An international team of astronomers has identified a rare remnant of the early Milky Way displaying unusual properties, which will help scientists to fill the gap in our understanding between the galaxy's past and present. The structure is a collection of stars of hugely different ages resembling a globular cluster – spherical groupings of stars which are usually found in the galactic halo – but unlike any other known cluster.
Since it was first detected 19,000 light years from Earth around 40 years ago, Terzan 5, as it is known, was classified as a globular cluster. An Italian-led team of astronomers has now shown that Terzan is, in fact, very different from the norm.
Using data from Hubble and other telescopes, the team found that Terzan harboured two very different types of stars, which not only differed in their elemental make-up, but also had an age-gap of around seven billion years.
The ages of the two different types of stars suggest that star formation in Terzan 5 was not continuous but was dominated by two very distinct bursts of star formation. "This requires the Terzan 5 ancestor to have large amounts of gas for a second generation of stars and to be quite massive.
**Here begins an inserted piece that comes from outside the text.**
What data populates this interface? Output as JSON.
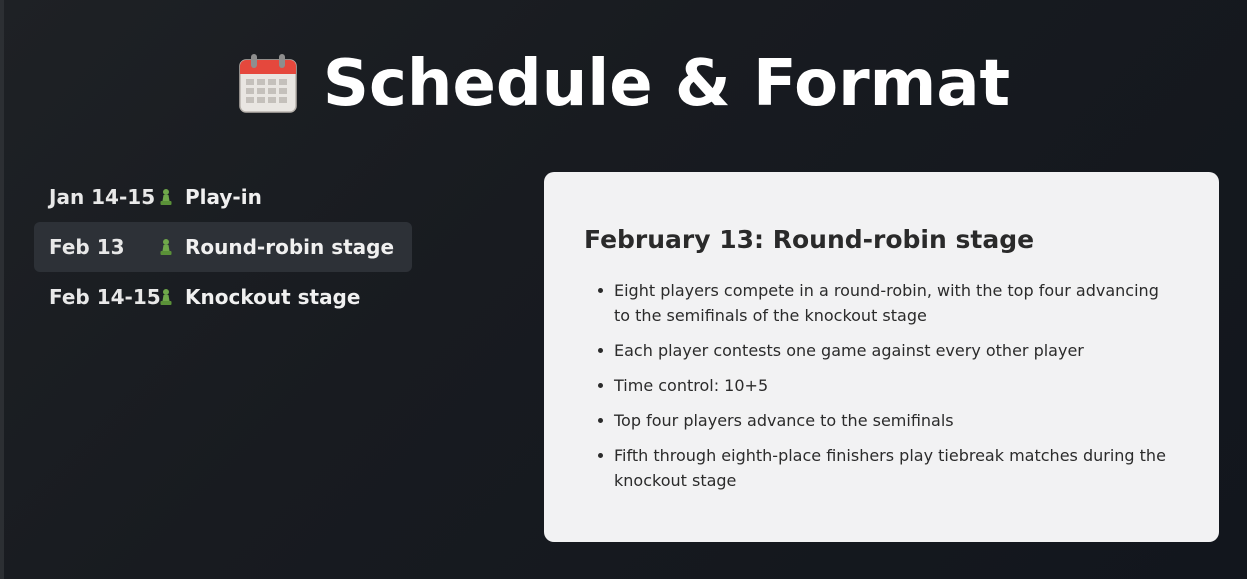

At least 100 million times the mass of the Sun," said Davide Massari, a co-author of the study.
These special properties, and the fact that Terzan 5, contains stars which are remarkably similar to the most ancient stars in our galaxy, means that it is a kind of "living fossil", a relic from the early days of the Milky Way.
Current theories on galaxy formation suggest that vast clumps of gas and stars interacted to form the primordial bulge of the Milky Way – the tightly packed central region of the galaxy – merging and dissolving in the process.
"We think that some remnants of these gaseous clumps could remain relatively undisrupted and keep existing embedded within the galaxy," said Francesco Ferraro, a lead author of the study. "Such galactic fossils allow astronomers to reconstruct an important piece of the history of our Milky Way."
While the properties of Terzan 5 are uncommon for a globular cluster, they are very similar to the huge clumps which are thought to have formed, during the galaxy's formation around 12 billion years ago.
"Some characteristics of Terzan 5 resemble those detected in the giant clumps we see in star-forming galaxies at high-redshift, suggesting that similar assembling processes occurred in the local and in the distant universe at the epoch of galaxy formation," said Ferraro.
"Terzan 5 could represent an intriguing link between the local and the distant universe, a surviving witness of the galactic bulge assembly process", he said.